**BRIEF**
Examine the data below and state how many lines contain "DITPROD", offering no other words.

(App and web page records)
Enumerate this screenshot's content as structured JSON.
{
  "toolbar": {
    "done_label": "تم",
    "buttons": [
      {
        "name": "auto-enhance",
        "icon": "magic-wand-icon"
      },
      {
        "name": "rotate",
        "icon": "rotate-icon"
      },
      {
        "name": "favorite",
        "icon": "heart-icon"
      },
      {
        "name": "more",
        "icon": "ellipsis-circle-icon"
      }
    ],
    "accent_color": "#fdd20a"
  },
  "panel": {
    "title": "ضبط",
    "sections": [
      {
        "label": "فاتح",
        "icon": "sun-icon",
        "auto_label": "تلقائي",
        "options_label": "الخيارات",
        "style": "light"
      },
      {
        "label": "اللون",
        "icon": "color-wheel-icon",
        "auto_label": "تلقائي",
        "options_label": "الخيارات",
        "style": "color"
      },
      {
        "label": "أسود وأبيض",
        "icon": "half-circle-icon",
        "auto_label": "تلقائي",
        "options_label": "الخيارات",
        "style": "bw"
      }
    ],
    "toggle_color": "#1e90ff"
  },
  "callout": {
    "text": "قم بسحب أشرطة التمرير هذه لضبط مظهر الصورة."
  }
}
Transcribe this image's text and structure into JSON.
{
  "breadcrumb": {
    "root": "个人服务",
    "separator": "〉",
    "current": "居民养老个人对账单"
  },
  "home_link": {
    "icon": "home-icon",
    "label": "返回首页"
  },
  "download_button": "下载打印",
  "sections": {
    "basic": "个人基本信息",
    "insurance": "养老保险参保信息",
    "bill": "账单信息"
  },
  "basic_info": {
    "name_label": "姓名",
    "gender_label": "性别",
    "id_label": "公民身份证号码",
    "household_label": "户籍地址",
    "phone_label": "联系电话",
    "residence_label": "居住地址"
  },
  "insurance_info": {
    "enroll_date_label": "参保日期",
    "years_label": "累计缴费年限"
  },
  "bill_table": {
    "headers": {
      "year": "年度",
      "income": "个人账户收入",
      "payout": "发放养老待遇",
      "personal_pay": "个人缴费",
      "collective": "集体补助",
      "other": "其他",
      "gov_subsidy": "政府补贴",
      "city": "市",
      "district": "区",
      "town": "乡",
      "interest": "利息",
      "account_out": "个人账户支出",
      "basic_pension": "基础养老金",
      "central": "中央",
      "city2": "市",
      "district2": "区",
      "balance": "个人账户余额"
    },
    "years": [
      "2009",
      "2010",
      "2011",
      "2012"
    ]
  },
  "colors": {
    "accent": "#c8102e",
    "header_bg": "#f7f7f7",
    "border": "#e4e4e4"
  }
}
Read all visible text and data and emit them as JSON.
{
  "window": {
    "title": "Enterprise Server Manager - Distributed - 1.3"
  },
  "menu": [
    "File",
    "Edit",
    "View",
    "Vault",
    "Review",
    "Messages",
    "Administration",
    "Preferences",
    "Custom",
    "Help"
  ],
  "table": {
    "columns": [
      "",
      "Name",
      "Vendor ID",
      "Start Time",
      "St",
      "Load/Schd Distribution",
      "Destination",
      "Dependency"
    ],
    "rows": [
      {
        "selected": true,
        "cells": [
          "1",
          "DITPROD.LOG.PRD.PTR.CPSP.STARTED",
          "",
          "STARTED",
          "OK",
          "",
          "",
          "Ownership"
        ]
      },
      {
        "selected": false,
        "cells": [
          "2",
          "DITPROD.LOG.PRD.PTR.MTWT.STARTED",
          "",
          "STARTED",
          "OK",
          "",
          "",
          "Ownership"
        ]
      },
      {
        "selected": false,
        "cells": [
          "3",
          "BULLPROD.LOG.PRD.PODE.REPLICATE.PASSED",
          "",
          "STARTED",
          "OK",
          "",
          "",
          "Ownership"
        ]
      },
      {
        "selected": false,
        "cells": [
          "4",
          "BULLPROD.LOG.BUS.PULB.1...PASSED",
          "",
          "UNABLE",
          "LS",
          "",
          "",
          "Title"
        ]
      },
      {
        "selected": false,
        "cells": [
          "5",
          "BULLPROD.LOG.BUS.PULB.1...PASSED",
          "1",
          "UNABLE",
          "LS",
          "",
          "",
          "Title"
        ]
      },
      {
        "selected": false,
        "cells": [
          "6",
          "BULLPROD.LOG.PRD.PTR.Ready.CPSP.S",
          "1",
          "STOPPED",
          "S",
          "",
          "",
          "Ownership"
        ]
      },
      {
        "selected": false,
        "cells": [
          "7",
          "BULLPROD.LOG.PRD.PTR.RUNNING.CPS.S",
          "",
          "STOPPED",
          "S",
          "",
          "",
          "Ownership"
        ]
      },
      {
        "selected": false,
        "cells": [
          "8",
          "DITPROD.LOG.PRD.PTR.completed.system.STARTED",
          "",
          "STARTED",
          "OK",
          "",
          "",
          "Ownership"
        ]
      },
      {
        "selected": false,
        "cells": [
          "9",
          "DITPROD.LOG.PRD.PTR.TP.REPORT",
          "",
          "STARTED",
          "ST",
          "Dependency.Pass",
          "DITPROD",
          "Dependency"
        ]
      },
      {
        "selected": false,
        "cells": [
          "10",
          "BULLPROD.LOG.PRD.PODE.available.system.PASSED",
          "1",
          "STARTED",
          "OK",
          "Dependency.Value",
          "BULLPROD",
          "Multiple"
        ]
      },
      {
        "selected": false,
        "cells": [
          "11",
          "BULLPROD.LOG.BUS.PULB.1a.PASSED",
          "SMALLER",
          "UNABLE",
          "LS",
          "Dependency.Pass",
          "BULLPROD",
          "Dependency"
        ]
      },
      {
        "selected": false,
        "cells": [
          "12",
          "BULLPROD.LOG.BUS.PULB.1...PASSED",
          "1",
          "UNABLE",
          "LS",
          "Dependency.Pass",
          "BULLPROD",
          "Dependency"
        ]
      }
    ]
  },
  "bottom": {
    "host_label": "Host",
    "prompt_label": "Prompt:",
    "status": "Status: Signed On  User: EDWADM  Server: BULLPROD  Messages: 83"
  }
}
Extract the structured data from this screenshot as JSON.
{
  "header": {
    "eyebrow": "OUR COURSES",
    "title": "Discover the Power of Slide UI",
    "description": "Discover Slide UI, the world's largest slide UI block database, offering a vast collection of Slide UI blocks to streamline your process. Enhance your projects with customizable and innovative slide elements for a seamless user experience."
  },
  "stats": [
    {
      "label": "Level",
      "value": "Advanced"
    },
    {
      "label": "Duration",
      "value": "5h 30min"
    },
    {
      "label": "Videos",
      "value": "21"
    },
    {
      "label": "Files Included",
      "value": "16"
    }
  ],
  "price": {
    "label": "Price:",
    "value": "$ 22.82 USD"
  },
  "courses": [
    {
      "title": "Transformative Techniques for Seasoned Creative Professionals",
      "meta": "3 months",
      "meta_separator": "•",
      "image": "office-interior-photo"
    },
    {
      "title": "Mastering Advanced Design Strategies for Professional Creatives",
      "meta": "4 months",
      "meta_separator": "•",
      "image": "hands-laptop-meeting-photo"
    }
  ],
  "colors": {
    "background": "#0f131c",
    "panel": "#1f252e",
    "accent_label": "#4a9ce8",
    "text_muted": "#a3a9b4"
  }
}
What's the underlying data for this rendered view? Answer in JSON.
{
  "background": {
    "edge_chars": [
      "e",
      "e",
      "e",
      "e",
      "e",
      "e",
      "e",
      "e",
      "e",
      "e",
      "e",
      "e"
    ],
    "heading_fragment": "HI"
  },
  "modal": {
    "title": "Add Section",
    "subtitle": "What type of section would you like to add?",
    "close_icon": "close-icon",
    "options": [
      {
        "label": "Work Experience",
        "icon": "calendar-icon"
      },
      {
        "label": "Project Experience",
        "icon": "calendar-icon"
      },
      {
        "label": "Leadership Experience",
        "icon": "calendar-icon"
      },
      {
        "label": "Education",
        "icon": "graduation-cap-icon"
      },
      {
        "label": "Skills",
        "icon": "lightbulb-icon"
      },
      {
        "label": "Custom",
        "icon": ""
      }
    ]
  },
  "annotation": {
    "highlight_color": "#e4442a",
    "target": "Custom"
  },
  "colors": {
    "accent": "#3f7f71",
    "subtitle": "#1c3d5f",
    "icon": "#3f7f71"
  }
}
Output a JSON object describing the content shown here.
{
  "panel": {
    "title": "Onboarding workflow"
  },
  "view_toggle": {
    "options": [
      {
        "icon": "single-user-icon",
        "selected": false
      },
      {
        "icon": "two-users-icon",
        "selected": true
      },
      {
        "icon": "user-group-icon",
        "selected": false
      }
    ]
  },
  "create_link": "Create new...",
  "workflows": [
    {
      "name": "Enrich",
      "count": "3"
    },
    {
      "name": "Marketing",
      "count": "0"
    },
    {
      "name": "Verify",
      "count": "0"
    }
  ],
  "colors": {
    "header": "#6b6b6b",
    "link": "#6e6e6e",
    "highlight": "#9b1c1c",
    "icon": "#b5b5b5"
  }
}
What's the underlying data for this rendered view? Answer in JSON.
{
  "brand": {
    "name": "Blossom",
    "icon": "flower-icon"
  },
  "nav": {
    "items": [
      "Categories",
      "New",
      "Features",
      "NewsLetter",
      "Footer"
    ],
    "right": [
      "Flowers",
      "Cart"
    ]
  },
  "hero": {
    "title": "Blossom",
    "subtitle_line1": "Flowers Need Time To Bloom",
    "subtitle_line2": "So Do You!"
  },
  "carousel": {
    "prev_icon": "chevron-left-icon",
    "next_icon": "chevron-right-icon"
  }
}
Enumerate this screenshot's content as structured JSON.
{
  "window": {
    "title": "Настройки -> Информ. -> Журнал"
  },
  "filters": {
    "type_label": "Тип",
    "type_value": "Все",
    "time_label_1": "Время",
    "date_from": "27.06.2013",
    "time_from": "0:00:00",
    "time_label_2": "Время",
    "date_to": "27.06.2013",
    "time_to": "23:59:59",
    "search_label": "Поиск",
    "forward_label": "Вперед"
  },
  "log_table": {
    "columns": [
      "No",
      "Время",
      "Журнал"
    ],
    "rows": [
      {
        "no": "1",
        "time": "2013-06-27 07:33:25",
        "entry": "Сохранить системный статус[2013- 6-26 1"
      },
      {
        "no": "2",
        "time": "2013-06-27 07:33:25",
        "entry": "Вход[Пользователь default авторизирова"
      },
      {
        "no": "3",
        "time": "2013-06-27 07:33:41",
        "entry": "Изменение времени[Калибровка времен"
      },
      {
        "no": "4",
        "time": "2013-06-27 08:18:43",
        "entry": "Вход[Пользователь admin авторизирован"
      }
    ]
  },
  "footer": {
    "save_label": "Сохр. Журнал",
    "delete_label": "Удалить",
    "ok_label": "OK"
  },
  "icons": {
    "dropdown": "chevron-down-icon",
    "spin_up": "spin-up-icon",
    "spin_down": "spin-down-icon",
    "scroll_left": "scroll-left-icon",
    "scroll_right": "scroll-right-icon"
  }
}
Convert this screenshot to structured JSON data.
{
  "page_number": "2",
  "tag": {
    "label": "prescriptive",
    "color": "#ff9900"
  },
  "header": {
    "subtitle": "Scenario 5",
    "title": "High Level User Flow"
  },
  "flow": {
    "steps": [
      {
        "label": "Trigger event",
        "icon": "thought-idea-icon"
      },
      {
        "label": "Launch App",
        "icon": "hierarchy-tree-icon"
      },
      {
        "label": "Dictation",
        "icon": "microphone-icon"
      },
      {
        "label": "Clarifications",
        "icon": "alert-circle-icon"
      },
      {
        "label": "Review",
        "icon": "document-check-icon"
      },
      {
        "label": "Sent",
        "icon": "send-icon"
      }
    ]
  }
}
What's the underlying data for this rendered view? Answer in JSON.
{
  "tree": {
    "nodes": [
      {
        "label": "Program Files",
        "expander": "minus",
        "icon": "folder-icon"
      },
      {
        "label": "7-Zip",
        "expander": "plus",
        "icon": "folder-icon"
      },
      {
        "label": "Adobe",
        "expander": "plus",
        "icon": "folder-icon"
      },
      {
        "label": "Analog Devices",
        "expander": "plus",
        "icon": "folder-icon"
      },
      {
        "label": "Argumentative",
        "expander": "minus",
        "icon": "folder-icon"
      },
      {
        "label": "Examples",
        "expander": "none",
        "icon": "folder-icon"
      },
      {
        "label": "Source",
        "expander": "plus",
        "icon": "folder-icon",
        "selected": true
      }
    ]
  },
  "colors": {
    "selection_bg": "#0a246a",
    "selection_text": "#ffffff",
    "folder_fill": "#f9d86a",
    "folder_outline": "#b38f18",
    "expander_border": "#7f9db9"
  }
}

**ANSWER SECTION**
5